══ PROVIDED ENTRIES ══
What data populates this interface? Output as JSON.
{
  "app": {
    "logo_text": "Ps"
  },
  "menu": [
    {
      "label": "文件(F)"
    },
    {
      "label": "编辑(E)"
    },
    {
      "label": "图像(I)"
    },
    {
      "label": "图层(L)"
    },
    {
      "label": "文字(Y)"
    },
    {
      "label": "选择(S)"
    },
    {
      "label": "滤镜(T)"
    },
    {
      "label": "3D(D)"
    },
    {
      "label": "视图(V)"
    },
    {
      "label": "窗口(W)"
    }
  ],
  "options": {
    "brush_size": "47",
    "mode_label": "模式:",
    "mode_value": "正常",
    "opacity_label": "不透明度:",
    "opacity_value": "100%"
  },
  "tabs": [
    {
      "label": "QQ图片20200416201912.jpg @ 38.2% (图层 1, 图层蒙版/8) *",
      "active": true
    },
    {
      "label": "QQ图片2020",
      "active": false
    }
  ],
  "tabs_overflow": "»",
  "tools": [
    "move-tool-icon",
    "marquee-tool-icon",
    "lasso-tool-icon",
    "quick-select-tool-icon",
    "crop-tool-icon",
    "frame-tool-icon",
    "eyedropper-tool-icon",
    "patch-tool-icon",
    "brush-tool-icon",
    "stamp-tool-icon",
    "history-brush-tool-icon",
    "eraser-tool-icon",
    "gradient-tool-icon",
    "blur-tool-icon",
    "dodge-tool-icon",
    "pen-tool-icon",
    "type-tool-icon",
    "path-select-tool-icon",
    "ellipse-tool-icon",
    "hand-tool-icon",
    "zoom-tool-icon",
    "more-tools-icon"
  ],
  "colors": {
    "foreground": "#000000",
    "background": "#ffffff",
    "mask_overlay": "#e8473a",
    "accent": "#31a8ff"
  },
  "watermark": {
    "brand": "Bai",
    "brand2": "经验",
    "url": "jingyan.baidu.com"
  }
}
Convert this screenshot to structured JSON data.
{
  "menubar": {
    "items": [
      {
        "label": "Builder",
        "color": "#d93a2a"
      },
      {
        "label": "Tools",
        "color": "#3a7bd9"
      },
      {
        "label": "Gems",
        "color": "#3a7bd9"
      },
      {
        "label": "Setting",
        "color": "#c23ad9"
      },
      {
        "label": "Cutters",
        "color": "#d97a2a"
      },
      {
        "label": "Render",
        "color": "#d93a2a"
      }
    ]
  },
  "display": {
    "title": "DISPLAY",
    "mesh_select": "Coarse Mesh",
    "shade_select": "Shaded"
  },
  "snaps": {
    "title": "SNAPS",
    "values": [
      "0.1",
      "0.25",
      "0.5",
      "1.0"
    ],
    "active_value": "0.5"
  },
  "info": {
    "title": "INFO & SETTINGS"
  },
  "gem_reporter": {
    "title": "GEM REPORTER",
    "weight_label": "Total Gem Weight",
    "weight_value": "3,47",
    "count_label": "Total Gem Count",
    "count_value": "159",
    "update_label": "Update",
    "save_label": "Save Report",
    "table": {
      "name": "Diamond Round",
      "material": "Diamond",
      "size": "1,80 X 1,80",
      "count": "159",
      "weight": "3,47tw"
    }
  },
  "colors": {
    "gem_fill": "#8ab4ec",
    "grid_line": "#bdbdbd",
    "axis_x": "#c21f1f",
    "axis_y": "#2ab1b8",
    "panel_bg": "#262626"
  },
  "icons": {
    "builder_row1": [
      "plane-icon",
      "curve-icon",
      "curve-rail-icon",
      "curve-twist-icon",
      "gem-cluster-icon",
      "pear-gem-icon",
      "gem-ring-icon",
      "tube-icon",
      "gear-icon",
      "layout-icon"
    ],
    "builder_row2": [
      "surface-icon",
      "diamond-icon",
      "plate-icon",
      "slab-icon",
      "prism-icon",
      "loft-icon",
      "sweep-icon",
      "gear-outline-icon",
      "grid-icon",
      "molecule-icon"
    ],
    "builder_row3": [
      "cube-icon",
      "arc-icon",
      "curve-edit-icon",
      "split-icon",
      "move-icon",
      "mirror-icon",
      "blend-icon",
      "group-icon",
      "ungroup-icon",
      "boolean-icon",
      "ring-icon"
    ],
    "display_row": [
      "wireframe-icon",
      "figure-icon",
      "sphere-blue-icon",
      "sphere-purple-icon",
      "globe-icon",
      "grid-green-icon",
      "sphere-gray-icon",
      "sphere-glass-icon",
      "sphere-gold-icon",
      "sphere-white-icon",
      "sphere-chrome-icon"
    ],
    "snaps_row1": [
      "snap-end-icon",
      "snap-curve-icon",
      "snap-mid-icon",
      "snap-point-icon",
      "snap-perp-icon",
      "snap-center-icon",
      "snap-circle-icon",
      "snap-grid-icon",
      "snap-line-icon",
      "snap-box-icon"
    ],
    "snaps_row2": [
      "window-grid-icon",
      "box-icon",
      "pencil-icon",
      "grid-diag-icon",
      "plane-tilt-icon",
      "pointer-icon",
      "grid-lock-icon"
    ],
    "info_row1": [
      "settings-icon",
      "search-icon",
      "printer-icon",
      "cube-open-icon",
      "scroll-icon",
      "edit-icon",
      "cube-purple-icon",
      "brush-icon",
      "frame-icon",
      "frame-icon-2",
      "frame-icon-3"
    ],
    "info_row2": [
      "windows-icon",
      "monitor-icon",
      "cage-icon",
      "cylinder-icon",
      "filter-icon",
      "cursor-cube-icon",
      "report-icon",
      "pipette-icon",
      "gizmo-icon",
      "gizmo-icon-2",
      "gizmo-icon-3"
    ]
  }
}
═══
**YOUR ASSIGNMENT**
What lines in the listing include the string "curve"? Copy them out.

**TASK RESULT**
      "curve-icon",
      "curve-rail-icon",
      "curve-twist-icon",
      "curve-edit-icon",
      "snap-curve-icon",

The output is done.